Beginning with the line that contains "Convert this screenshot", reproduce every line through the end of the records below exactly, and leave the pictures out.

──────── Excerpted data ────────

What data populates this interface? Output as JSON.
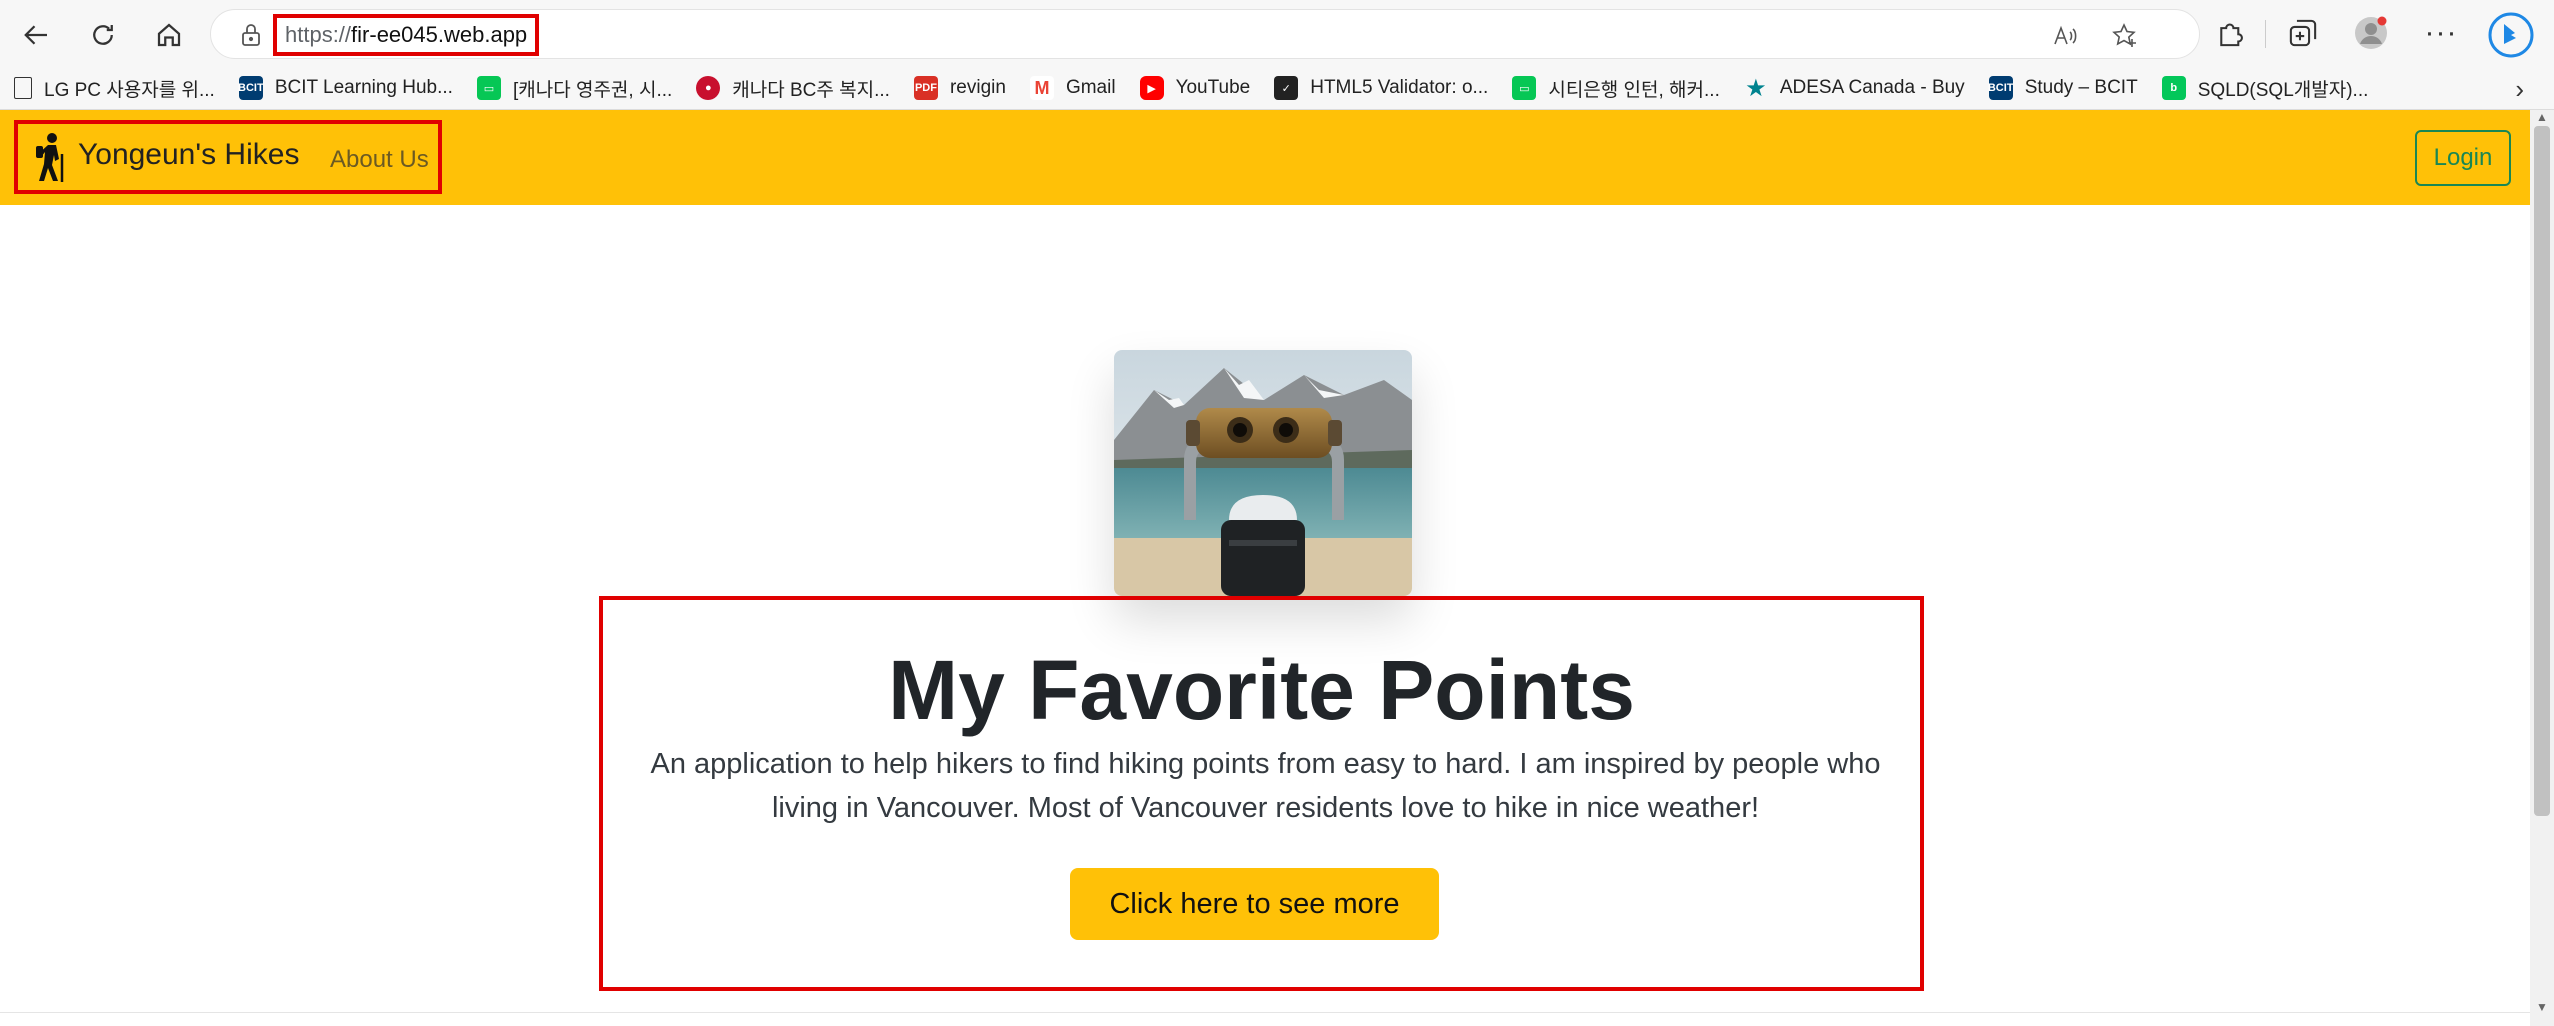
{
  "browser": {
    "url_protocol": "https://",
    "url_host": "fir-ee045.web.app",
    "bookmarks": [
      {
        "label": "LG PC 사용자를 위...",
        "icon": "page-icon",
        "color": "#ffffff"
      },
      {
        "label": "BCIT Learning Hub...",
        "icon": "bcit-icon",
        "color": "#003c71"
      },
      {
        "label": "[캐나다 영주권, 시...",
        "icon": "line-icon",
        "color": "#06c755"
      },
      {
        "label": "캐나다 BC주 복지...",
        "icon": "red-circle-icon",
        "color": "#c8102e"
      },
      {
        "label": "revigin",
        "icon": "pdf-icon",
        "color": "#d93025"
      },
      {
        "label": "Gmail",
        "icon": "gmail-icon",
        "color": "#ea4335"
      },
      {
        "label": "YouTube",
        "icon": "youtube-icon",
        "color": "#ff0000"
      },
      {
        "label": "HTML5 Validator: o...",
        "icon": "validator-icon",
        "color": "#222222"
      },
      {
        "label": "시티은행 인턴, 해커...",
        "icon": "line-icon",
        "color": "#06c755"
      },
      {
        "label": "ADESA Canada - Buy",
        "icon": "star-icon",
        "color": "#00838f"
      },
      {
        "label": "Study – BCIT",
        "icon": "bcit-icon",
        "color": "#003c71"
      },
      {
        "label": "SQLD(SQL개발자)...",
        "icon": "blog-icon",
        "color": "#03c75a"
      }
    ]
  },
  "navbar": {
    "brand": "Yongeun's Hikes",
    "about": "About Us",
    "login": "Login",
    "bg_color": "#ffc107"
  },
  "hero": {
    "title": "My Favorite Points",
    "lead": "An application to help hikers to find hiking points from easy to hard. I am inspired by people who living in Vancouver. Most of Vancouver residents love to hike in nice weather!",
    "cta": "Click here to see more"
  },
  "annotation_color": "#e00000"
}
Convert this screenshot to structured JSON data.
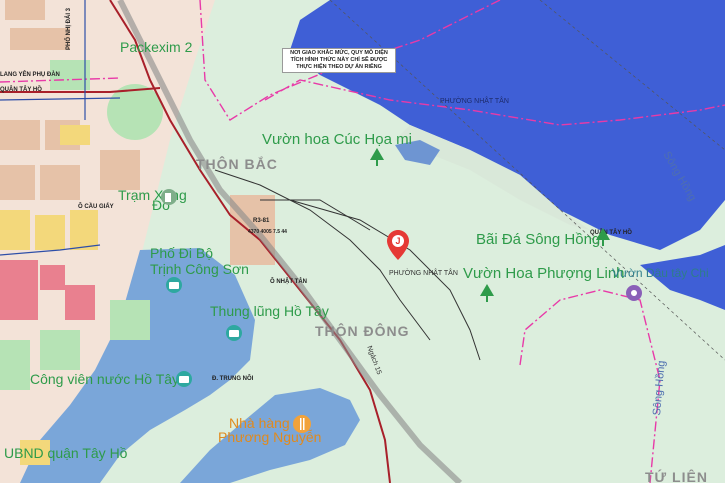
{
  "map": {
    "labels": {
      "ward_top_river": "PHƯỜNG NHẬT TÂN",
      "ward_center": "PHƯỜNG NHẬT TÂN",
      "garden_cuc_hoa_mi": "Vườn hoa Cúc Họa mi",
      "thon_bac": "THÔN BẮC",
      "thon_dong": "THÔN ĐÔNG",
      "bai_da": "Bãi Đá Sông Hồng",
      "vuon_hoa_phuong_linh": "Vườn Hoa Phượng Linh",
      "vuon_dau": "Vườn Dâu tây Chi",
      "song_hong_top": "Sông Hồng",
      "song_hong_bottom": "Sông Hồng",
      "tram_xang": "Trạm Xăng",
      "do": "Đỗ",
      "pho_di_bo": "Phố Đi Bộ",
      "trinh_cong_son": "Trịnh Công Sơn",
      "thung_lung": "Thung lũng Hồ Tây",
      "cong_vien": "Công viên nước Hồ Tây",
      "nha_hang": "Nhà hàng",
      "phuong_nguyen": "Phương Nguyễn",
      "ubnd": "UBND quận Tây Hồ",
      "quan_tay_ho": "QUẬN TÂY HỒ",
      "ngach": "Ngách 15",
      "packexim": "Packexim 2",
      "tu_lien": "TỨ LIÊN",
      "nhat_tan_small": "Ô NHẬT TÂN",
      "au_cau_giay": "Ô CẦU GIẤY",
      "pho_dal": "PHỐ NHỊ ĐẢI 3",
      "small_address": "Đ. TRUNG NÔI",
      "quan_tay_ho_top": "QUẬN TÂY HỒ",
      "nhat_tan_lane": "NHẬT TÂN",
      "yen_phu": "LANG YÊN PHỤ ĐÀN",
      "r3": "R3-81",
      "r3_sub": "4370 4005 7.5 44"
    },
    "note": {
      "text": "NƠI GIAO KHẮC MỨC, QUY MÔ DIỆN TÍCH HÌNH THỨC NÀY CHỈ SẼ ĐƯỢC THỰC HIỆN THEO DỰ ÁN RIÊNG"
    },
    "colors": {
      "river": "#3f5fd6",
      "park": "#dceedd",
      "boundary": "#e83aa8",
      "road_red": "#a8202a",
      "pin": "#e53935"
    },
    "icons": [
      "park-tree-icon",
      "location-pin-icon",
      "restaurant-icon",
      "camera-icon",
      "gas-station-icon"
    ]
  }
}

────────

### Response to the task:
Convert this screenshot to structured JSON data.
{
  "map": {
    "labels": {
      "ward_top_river": "PHƯỜNG NHẬT TÂN",
      "ward_center": "PHƯỜNG NHẬT TÂN",
      "garden_cuc_hoa_mi": "Vườn hoa Cúc Họa mi",
      "thon_bac": "THÔN BẮC",
      "thon_dong": "THÔN ĐÔNG",
      "bai_da": "Bãi Đá Sông Hồng",
      "vuon_hoa_phuong_linh": "Vườn Hoa Phượng Linh",
      "vuon_dau": "Vườn Dâu tây Chi",
      "song_hong_top": "Sông Hồng",
      "song_hong_bottom": "Sông Hồng",
      "tram_xang": "Trạm Xăng",
      "do": "Đỗ",
      "pho_di_bo": "Phố Đi Bộ",
      "trinh_cong_son": "Trịnh Công Sơn",
      "thung_lung": "Thung lũng Hồ Tây",
      "cong_vien": "Công viên nước Hồ Tây",
      "nha_hang": "Nhà hàng",
      "phuong_nguyen": "Phương Nguyễn",
      "ubnd": "UBND quận Tây Hồ",
      "quan_tay_ho": "QUẬN TÂY HỒ",
      "ngach": "Ngách 15",
      "packexim": "Packexim 2",
      "tu_lien": "TỨ LIÊN",
      "nhat_tan_small": "Ô NHẬT TÂN",
      "au_cau_giay": "Ô CẦU GIẤY",
      "pho_dal": "PHỐ NHỊ ĐẢI 3",
      "small_address": "Đ. TRUNG NÔI",
      "quan_tay_ho_top": "QUẬN TÂY HỒ",
      "nhat_tan_lane": "NHẬT TÂN",
      "yen_phu": "LANG YÊN PHỤ ĐÀN",
      "r3": "R3-81",
      "r3_sub": "4370 4005 7.5 44"
    },
    "note": {
      "text": "NƠI GIAO KHẮC MỨC, QUY MÔ DIỆN TÍCH HÌNH THỨC NÀY CHỈ SẼ ĐƯỢC THỰC HIỆN THEO DỰ ÁN RIÊNG"
    },
    "colors": {
      "river": "#3f5fd6",
      "park": "#dceedd",
      "boundary": "#e83aa8",
      "road_red": "#a8202a",
      "pin": "#e53935"
    },
    "icons": [
      "park-tree-icon",
      "location-pin-icon",
      "restaurant-icon",
      "camera-icon",
      "gas-station-icon"
    ]
  }
}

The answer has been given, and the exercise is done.